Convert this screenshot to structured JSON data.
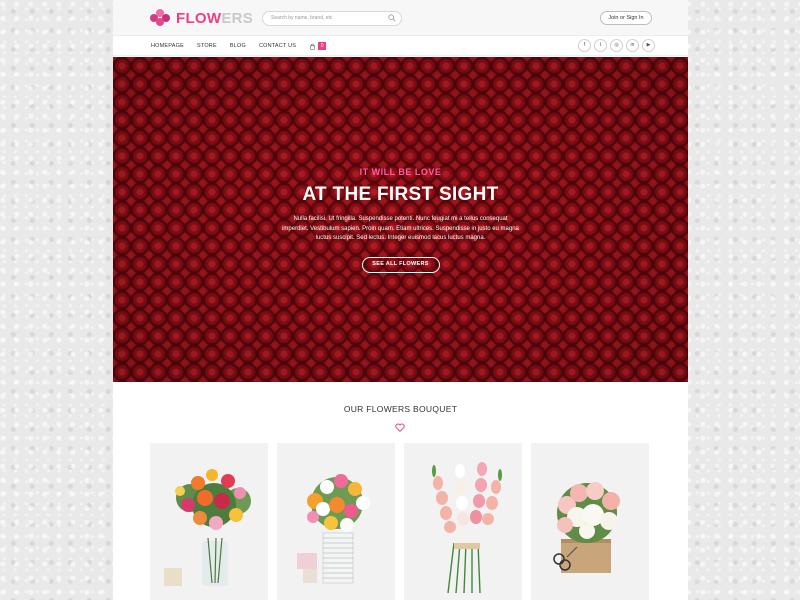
{
  "brand": {
    "name_part1": "FLOW",
    "name_part2": "ERS",
    "logo_icon": "flower-cluster-icon",
    "accent": "#ee3e8a"
  },
  "header": {
    "search_placeholder": "Search by name, brand, etc",
    "signin_label": "Join or Sign In"
  },
  "nav": {
    "items": [
      {
        "label": "HOMEPAGE"
      },
      {
        "label": "STORE"
      },
      {
        "label": "BLOG"
      },
      {
        "label": "CONTACT US"
      }
    ],
    "cart_count": "0"
  },
  "social": [
    {
      "icon": "facebook-icon",
      "glyph": "f"
    },
    {
      "icon": "twitter-icon",
      "glyph": "t"
    },
    {
      "icon": "instagram-icon",
      "glyph": "◎"
    },
    {
      "icon": "linkedin-icon",
      "glyph": "in"
    },
    {
      "icon": "youtube-icon",
      "glyph": "▶"
    }
  ],
  "hero": {
    "subtitle": "IT WILL BE LOVE",
    "title": "AT THE FIRST SIGHT",
    "text": "Nulla facilisi. Ut fringilla. Suspendisse potenti. Nunc feugiat mi a tellus consequat imperdiet. Vestibulum sapien. Proin quam. Etiam ultrices. Suspendisse in justo eu magna luctus suscipit. Sed lectus. Integer euismod lacus luctus magna.",
    "button_label": "SEE ALL FLOWERS"
  },
  "bouquets": {
    "title": "OUR FLOWERS BOUQUET",
    "icon": "heart-icon",
    "cards": [
      {
        "name": "mixed-bouquet-glass-vase"
      },
      {
        "name": "tulip-bouquet-white-vase"
      },
      {
        "name": "gladiolus-bouquet"
      },
      {
        "name": "rose-hydrangea-basket"
      }
    ]
  }
}
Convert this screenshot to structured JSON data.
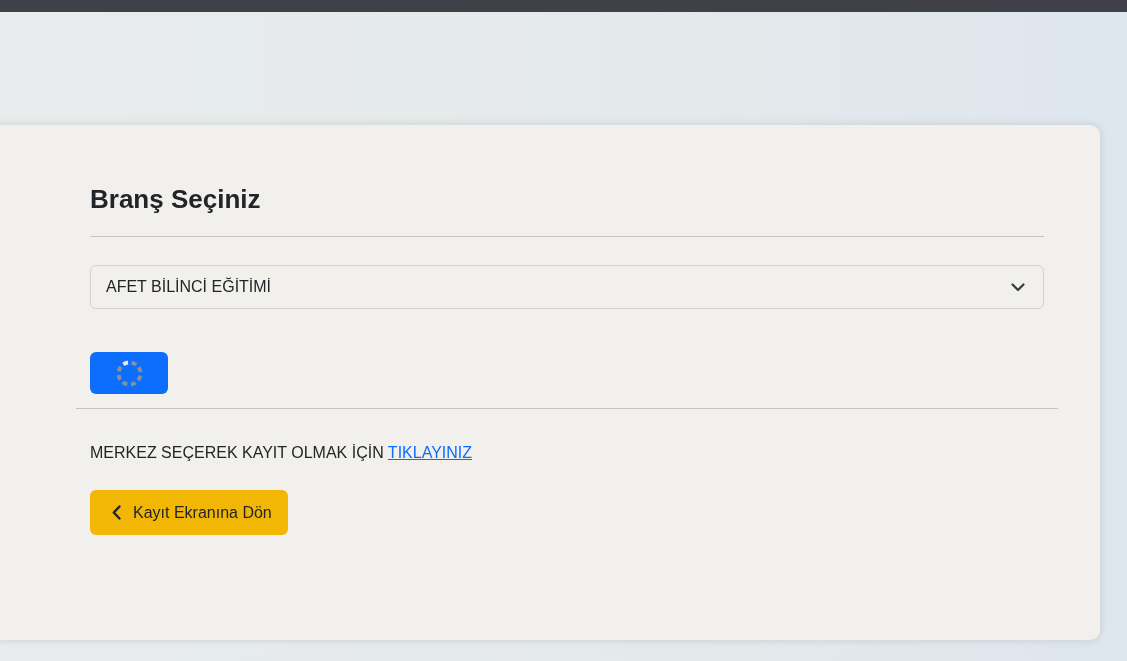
{
  "heading": "Branş Seçiniz",
  "branch_select": {
    "value": "AFET BİLİNCİ EĞİTİMİ"
  },
  "submit_button": {
    "loading": true
  },
  "register_prompt": {
    "text": "MERKEZ SEÇEREK KAYIT OLMAK İÇİN",
    "link": "TIKLAYINIZ"
  },
  "back_button": {
    "label": "Kayıt Ekranına Dön"
  }
}
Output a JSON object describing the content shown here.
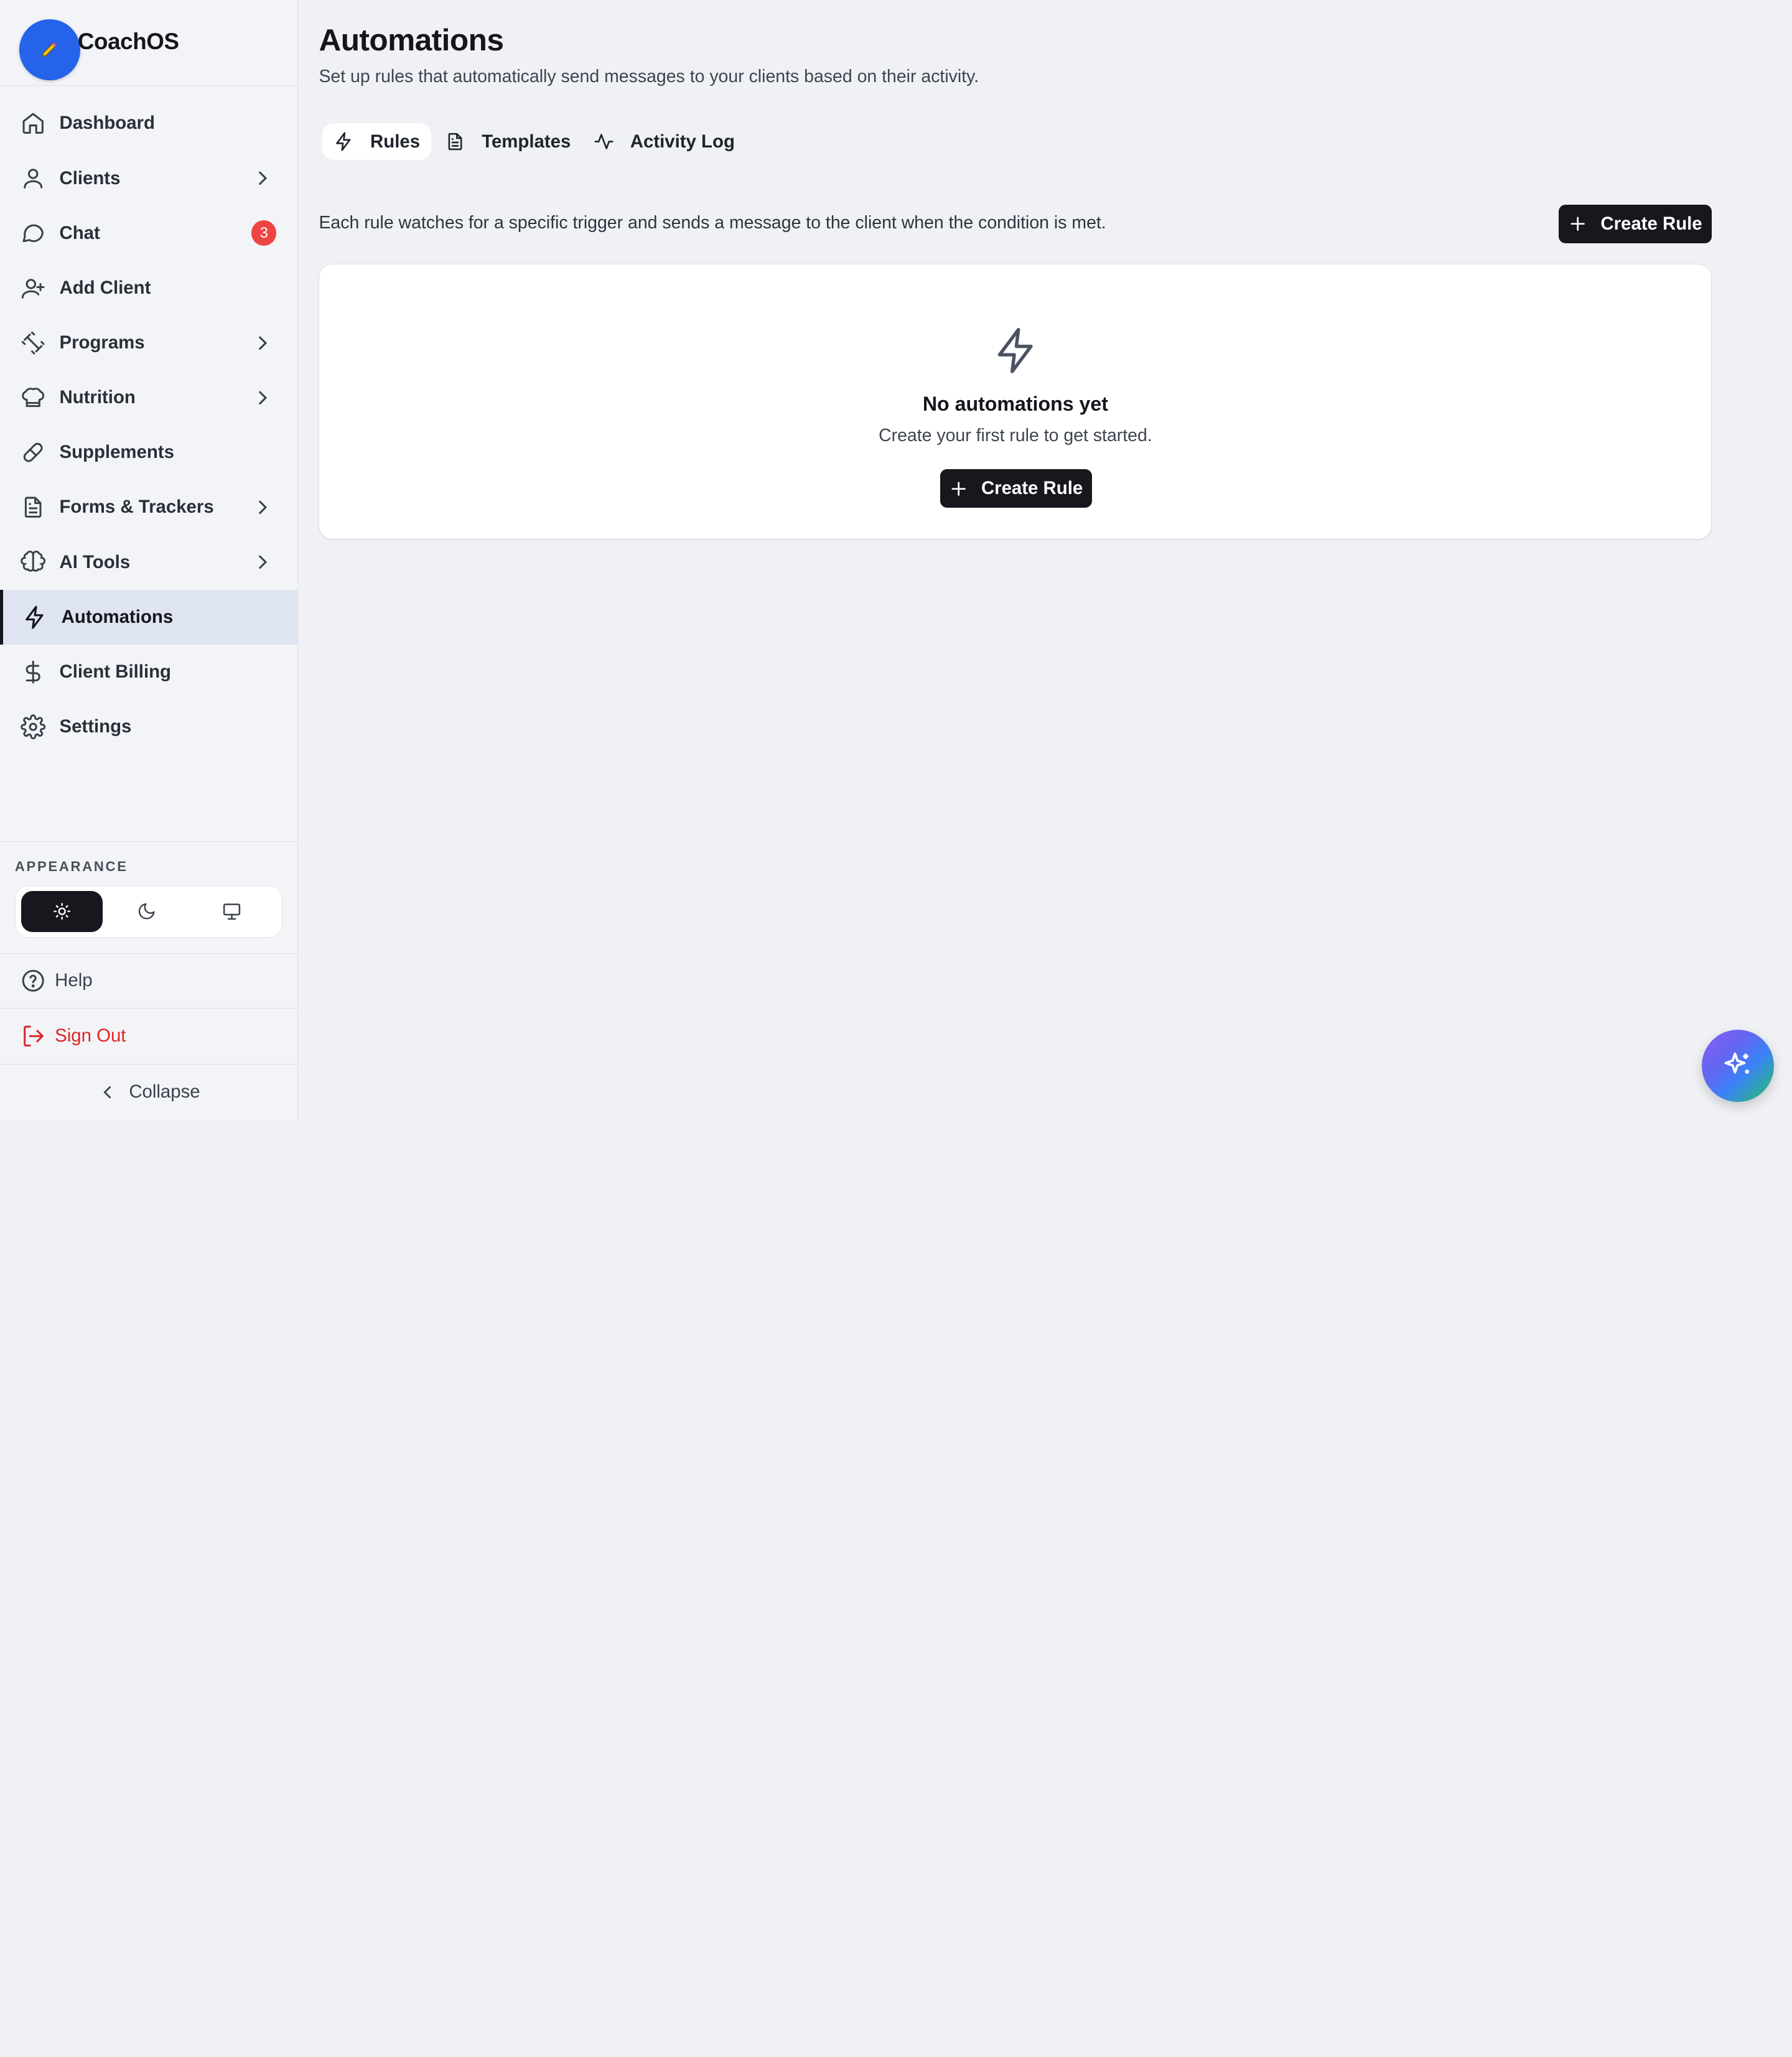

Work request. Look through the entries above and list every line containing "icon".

Your response.
    "logo_icon": "flower-cluster-icon",
      "icon": "facebook-icon",
      "icon": "twitter-icon",
      "icon": "instagram-icon",
      "icon": "linkedin-icon",
      "icon": "youtube-icon",
    "icon": "heart-icon",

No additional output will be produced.